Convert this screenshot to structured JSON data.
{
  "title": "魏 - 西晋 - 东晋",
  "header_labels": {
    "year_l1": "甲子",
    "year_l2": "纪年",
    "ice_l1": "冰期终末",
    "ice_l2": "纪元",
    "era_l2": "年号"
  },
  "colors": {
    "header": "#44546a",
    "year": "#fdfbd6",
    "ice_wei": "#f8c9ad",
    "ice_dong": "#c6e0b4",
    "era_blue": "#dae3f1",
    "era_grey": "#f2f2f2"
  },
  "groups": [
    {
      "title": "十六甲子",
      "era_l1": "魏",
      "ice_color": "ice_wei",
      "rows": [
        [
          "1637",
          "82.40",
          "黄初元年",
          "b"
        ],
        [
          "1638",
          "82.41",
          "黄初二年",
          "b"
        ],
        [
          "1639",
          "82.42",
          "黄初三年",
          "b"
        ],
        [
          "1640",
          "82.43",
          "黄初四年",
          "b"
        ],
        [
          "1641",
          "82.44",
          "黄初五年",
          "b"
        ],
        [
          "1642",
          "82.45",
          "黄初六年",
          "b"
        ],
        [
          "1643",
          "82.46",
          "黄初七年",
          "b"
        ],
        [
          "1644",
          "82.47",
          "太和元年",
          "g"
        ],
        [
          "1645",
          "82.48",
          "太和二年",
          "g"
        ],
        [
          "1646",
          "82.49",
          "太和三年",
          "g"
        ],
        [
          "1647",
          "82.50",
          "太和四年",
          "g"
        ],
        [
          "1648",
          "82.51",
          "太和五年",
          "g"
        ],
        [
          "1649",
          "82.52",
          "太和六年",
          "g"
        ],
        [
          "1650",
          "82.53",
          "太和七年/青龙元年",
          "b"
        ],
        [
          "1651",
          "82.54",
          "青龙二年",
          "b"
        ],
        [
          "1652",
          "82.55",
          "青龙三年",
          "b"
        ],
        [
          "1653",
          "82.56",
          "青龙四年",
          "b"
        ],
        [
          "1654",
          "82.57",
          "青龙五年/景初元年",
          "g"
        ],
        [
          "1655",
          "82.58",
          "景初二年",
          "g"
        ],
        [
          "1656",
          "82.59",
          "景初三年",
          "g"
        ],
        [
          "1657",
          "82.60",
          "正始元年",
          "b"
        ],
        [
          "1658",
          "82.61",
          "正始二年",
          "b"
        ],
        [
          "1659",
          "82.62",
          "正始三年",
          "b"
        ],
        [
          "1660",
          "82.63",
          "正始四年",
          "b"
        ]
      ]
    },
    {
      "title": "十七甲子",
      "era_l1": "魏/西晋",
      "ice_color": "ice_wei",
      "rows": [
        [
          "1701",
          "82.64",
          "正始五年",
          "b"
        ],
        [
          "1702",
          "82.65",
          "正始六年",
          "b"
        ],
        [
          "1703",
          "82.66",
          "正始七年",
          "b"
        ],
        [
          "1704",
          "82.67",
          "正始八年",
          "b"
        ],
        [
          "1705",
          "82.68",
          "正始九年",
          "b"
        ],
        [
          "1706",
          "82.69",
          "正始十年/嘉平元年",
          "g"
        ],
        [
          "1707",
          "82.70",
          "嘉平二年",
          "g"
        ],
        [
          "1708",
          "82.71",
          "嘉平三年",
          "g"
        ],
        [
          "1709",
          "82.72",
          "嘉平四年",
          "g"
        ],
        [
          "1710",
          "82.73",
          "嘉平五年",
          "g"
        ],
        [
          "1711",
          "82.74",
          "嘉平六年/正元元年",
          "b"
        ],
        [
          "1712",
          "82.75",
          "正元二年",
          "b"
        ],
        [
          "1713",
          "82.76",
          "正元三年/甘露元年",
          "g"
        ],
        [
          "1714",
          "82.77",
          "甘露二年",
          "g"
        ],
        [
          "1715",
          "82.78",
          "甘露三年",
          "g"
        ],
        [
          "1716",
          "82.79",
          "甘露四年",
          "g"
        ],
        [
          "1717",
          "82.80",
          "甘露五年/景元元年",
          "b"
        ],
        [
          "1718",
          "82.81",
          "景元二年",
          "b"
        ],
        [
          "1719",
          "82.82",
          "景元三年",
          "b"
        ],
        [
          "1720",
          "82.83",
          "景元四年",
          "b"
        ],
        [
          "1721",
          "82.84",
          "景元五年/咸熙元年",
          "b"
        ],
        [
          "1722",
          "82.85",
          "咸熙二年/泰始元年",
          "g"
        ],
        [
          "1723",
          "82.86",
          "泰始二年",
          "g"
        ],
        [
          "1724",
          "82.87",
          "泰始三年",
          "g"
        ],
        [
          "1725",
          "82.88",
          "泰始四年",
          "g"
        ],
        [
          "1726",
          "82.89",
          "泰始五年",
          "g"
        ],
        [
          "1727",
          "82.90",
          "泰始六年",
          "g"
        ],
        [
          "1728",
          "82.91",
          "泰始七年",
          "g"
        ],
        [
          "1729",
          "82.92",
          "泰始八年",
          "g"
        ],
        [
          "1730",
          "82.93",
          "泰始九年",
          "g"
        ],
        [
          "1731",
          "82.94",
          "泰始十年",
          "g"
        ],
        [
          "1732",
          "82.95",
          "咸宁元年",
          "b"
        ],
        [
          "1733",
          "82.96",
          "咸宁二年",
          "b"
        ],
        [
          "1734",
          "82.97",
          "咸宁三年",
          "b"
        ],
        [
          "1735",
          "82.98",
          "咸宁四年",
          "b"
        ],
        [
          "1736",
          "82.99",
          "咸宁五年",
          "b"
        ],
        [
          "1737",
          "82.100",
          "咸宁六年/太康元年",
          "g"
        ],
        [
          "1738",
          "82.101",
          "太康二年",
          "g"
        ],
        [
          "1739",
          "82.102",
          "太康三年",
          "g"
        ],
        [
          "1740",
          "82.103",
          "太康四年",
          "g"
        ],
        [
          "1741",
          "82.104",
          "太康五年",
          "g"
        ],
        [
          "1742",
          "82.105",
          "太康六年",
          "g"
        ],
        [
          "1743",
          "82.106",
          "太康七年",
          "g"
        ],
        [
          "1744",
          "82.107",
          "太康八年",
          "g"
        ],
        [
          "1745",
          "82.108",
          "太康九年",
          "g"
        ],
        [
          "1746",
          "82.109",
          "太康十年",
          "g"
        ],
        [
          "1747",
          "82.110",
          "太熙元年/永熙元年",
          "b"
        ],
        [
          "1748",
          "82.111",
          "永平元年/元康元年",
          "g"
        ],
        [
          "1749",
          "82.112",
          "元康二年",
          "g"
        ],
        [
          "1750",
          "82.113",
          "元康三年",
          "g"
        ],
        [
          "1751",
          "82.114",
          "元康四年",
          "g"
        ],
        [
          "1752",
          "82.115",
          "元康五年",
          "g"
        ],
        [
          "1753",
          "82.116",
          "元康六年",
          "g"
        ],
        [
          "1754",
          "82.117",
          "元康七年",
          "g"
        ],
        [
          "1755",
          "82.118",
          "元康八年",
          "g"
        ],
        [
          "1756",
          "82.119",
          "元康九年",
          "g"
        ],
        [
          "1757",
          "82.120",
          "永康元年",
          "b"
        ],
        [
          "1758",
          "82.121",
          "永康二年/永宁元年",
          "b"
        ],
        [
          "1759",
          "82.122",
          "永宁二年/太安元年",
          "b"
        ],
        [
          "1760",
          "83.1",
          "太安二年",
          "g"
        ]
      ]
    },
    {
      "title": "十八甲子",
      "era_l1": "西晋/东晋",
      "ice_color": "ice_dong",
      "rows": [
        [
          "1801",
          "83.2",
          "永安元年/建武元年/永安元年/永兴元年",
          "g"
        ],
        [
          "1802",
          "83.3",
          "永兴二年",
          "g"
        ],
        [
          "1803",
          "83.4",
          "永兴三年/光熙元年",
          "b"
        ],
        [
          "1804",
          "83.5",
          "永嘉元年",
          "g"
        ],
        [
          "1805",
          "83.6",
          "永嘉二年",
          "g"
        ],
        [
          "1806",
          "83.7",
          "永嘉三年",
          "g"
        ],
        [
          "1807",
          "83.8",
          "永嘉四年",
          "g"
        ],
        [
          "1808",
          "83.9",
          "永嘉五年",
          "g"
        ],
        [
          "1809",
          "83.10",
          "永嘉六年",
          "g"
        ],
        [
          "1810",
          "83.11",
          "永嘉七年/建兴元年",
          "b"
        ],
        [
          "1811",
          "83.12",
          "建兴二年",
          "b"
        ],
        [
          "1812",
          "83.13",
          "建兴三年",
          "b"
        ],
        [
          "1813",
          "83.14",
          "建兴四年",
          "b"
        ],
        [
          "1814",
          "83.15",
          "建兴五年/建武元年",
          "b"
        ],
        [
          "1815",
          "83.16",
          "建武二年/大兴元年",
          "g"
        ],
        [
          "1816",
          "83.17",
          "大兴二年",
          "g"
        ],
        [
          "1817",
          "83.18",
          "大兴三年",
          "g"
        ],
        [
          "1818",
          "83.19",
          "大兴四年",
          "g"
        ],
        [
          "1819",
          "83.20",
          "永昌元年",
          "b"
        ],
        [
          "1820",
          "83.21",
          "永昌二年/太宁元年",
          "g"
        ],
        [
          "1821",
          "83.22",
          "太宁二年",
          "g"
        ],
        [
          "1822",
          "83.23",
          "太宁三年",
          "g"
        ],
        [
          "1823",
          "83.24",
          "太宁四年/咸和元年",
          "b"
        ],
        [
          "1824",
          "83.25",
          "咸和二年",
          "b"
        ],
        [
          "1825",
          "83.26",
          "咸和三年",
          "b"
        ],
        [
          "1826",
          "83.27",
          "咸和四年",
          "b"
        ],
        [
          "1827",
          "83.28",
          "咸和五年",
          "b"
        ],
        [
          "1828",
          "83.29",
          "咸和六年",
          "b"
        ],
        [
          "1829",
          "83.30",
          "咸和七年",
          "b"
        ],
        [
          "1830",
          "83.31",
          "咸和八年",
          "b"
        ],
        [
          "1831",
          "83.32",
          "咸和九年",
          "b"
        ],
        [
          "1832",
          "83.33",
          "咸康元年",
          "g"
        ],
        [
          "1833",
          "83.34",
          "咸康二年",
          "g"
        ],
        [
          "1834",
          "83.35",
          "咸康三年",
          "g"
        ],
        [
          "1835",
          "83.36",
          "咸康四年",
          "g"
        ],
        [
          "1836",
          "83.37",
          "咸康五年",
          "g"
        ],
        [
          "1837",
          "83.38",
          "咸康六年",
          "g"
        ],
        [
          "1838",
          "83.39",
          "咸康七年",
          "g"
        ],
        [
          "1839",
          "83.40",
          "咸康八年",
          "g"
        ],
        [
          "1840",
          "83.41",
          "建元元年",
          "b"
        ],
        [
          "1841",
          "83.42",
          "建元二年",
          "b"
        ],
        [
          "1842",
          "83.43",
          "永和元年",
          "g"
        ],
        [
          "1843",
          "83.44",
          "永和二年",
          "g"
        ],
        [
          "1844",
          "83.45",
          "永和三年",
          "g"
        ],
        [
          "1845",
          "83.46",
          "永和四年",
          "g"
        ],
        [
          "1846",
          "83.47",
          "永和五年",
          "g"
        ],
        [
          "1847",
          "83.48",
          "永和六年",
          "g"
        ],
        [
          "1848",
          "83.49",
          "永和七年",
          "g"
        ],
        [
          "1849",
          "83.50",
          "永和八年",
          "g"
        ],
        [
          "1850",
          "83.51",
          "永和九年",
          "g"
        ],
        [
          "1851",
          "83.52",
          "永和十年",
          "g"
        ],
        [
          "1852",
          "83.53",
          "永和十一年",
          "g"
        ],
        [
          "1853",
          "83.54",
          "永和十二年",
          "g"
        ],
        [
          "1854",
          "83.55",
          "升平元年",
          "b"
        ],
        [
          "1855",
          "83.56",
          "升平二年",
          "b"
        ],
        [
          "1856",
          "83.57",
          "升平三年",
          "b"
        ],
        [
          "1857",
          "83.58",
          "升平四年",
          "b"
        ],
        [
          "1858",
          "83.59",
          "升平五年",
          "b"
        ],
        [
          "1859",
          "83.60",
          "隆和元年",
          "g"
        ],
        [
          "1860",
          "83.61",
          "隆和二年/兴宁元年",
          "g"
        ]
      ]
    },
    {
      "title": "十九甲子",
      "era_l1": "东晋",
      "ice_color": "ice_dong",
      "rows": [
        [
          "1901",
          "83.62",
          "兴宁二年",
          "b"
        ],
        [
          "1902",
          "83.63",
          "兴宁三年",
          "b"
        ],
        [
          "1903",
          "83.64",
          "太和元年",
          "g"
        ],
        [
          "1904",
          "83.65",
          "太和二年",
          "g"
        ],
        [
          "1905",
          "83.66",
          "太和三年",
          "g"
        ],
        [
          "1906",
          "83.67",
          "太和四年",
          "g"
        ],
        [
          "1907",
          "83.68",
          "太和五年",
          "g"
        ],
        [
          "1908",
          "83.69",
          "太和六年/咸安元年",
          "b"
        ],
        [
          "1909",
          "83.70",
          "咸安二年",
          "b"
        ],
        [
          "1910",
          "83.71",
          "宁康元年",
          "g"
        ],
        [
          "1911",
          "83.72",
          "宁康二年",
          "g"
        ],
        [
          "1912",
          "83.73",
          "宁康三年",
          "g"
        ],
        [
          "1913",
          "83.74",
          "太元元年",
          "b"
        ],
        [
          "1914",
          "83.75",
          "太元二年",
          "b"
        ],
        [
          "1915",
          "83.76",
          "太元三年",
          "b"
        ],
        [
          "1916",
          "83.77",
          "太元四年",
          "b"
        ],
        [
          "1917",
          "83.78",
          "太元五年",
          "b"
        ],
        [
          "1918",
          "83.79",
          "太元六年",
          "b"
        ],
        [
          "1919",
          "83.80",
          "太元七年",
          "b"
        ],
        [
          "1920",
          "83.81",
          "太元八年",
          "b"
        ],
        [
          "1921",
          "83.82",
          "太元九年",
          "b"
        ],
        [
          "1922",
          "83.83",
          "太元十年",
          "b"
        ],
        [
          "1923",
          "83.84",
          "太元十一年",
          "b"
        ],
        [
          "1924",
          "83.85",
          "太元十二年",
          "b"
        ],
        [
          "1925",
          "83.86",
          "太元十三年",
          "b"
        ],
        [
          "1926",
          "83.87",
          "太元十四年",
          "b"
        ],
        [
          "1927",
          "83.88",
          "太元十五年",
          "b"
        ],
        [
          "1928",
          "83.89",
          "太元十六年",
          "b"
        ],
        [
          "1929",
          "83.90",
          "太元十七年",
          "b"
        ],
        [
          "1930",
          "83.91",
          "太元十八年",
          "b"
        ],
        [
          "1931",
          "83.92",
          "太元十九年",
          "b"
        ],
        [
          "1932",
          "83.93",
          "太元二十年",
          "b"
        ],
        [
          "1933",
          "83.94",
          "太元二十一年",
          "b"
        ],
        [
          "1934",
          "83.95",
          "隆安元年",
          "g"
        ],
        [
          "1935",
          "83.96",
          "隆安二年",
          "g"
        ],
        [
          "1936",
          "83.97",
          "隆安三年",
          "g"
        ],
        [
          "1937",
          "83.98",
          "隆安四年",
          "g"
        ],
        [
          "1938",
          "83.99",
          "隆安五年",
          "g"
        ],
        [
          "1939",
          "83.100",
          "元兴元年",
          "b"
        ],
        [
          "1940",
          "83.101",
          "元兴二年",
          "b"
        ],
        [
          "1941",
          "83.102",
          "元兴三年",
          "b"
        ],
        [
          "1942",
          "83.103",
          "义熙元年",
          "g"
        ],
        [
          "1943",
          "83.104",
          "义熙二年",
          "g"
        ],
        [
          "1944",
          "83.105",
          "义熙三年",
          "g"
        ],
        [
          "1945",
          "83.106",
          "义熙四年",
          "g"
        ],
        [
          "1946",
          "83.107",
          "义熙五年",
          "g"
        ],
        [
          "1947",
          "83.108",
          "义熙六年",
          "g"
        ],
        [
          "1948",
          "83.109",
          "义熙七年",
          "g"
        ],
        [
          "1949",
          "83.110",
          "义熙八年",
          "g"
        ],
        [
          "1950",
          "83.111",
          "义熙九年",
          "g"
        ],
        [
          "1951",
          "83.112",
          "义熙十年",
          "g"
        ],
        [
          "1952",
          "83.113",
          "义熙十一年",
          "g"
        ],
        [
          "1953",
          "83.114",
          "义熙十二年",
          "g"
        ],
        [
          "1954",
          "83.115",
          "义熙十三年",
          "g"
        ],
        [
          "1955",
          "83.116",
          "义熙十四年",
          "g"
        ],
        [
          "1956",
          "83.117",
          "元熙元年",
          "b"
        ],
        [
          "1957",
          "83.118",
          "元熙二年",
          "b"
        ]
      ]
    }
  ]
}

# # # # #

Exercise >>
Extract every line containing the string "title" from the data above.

Answer below >>
  "title": "魏 - 西晋 - 东晋",
      "title": "十六甲子",
      "title": "十七甲子",
      "title": "十八甲子",
      "title": "十九甲子",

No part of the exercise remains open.